* What needs to be done: Wherever a line in the data below holds "CITER", copy that line.

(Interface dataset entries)

* * *

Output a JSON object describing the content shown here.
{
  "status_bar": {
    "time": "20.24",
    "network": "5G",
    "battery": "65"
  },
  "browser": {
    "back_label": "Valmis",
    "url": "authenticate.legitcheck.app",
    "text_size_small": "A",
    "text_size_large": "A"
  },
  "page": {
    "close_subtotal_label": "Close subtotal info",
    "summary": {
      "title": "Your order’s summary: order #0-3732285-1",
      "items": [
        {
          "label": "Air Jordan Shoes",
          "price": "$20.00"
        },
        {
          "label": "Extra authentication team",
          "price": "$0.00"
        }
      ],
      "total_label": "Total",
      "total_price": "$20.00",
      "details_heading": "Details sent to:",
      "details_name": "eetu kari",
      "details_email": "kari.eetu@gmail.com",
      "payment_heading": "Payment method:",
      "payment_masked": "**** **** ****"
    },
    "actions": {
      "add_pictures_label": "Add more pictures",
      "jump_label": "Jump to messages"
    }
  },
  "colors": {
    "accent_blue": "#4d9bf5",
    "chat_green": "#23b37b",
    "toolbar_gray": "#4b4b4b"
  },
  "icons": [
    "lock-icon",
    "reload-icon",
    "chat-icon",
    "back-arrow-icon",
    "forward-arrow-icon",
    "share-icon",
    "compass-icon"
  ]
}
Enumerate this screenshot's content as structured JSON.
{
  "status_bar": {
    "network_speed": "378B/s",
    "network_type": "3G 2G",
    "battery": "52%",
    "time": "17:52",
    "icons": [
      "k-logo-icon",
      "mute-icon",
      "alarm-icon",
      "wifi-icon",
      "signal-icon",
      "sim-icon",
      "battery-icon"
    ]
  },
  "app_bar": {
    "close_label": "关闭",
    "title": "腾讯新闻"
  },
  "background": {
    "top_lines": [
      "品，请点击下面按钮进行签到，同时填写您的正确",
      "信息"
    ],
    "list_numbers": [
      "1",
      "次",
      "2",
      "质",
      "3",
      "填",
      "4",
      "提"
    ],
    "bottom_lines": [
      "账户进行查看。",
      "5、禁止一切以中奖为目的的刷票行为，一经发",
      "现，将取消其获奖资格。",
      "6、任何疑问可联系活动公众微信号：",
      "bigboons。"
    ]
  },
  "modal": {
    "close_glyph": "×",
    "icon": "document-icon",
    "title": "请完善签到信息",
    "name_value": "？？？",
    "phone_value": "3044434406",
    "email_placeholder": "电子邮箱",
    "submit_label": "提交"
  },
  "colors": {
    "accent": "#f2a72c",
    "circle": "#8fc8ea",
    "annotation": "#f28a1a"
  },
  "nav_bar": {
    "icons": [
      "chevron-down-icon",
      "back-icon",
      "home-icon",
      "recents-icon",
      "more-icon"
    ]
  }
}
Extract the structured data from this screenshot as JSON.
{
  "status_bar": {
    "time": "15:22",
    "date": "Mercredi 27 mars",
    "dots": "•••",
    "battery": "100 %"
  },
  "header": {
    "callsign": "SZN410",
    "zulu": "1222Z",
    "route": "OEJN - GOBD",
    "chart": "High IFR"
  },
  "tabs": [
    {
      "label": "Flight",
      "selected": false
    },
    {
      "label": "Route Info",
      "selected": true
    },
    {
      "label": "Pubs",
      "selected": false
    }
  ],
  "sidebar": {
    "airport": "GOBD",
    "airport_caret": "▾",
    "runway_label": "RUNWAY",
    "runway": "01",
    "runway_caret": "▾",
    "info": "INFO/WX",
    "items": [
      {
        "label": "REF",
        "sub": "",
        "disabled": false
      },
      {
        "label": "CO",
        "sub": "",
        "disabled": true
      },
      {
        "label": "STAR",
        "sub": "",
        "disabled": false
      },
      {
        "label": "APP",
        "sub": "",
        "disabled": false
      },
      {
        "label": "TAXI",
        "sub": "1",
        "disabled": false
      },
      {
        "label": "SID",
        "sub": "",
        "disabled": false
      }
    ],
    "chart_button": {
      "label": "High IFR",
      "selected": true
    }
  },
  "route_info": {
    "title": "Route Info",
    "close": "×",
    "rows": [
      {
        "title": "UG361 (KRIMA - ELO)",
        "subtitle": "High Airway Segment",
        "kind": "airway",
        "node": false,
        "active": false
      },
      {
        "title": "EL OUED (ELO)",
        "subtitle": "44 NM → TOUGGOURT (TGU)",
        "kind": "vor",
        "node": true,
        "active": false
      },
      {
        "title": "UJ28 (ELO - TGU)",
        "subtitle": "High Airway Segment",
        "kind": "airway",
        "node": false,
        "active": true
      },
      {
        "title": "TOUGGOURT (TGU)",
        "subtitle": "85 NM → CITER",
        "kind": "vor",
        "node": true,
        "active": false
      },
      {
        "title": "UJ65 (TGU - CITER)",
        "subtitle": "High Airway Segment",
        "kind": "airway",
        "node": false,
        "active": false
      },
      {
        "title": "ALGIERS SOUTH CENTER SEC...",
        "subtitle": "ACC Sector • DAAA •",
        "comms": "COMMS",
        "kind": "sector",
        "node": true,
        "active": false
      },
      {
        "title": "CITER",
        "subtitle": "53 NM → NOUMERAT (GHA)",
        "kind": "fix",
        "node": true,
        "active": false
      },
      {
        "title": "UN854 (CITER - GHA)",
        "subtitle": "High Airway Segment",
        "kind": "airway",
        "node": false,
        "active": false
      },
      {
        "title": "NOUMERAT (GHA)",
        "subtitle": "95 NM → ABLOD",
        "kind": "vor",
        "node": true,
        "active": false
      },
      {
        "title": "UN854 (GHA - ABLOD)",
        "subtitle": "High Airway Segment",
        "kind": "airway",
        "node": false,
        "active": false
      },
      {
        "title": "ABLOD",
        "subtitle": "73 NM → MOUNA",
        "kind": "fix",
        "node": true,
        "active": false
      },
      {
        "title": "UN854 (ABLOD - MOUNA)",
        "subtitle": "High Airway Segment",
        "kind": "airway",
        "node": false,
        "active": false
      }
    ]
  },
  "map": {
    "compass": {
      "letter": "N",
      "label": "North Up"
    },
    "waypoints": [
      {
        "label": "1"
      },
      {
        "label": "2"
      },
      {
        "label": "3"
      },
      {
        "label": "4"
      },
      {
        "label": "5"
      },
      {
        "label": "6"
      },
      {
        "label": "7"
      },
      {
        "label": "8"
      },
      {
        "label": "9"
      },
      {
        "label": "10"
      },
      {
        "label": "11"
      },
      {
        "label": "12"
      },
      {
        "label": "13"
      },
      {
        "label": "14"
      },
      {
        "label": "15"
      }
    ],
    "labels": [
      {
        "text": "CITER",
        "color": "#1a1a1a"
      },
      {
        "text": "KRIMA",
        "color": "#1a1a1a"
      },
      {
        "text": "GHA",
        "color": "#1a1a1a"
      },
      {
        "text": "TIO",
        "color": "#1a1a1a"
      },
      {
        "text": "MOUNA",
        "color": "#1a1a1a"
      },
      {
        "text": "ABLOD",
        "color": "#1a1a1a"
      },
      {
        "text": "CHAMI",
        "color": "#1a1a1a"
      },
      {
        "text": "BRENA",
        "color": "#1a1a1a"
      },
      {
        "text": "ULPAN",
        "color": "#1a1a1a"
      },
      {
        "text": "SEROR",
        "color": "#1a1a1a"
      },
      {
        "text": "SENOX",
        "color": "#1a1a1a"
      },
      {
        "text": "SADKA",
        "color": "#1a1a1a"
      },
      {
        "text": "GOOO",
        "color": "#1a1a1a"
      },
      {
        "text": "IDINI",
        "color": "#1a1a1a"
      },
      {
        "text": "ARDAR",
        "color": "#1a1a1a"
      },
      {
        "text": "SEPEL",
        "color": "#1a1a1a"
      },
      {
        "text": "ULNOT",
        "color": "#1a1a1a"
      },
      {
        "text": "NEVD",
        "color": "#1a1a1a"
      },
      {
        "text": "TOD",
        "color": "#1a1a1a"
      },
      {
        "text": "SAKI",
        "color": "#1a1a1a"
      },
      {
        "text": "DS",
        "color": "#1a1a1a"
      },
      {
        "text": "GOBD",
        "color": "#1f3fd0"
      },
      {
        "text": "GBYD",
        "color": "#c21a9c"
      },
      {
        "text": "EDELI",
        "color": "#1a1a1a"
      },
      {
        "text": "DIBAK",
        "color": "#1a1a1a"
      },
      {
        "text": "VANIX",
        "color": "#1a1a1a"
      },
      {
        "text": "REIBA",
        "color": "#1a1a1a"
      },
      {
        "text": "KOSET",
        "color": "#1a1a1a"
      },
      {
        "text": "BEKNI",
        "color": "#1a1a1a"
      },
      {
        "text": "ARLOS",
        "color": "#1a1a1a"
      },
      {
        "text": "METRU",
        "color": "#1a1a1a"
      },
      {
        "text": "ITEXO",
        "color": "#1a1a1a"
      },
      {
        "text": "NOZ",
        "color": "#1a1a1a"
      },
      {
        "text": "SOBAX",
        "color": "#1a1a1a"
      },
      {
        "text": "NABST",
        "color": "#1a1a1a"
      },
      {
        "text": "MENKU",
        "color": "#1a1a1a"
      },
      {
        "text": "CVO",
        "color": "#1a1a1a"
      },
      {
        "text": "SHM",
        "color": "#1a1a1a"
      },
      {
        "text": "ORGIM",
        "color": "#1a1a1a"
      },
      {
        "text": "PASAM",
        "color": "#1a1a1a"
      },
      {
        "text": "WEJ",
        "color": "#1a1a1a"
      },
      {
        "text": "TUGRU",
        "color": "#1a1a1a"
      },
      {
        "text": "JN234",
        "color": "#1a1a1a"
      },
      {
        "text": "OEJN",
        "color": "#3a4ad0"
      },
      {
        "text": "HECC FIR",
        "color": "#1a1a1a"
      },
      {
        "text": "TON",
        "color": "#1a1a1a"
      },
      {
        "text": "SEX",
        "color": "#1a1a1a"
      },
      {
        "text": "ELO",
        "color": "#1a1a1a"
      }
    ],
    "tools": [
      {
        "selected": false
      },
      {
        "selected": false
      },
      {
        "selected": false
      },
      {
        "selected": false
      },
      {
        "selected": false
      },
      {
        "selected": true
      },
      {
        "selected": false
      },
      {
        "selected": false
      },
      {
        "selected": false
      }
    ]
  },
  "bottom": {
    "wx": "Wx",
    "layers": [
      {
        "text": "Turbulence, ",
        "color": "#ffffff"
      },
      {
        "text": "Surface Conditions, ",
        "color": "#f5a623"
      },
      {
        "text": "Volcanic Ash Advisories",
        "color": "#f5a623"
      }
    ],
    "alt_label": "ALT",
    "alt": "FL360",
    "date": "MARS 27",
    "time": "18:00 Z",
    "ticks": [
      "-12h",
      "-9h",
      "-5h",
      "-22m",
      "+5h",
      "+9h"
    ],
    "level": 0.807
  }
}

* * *

* Result for this task:
        "subtitle": "85 NM → CITER",
        "title": "UJ65 (TGU - CITER)",
        "title": "CITER",
        "title": "UN854 (CITER - GHA)",
        "text": "CITER",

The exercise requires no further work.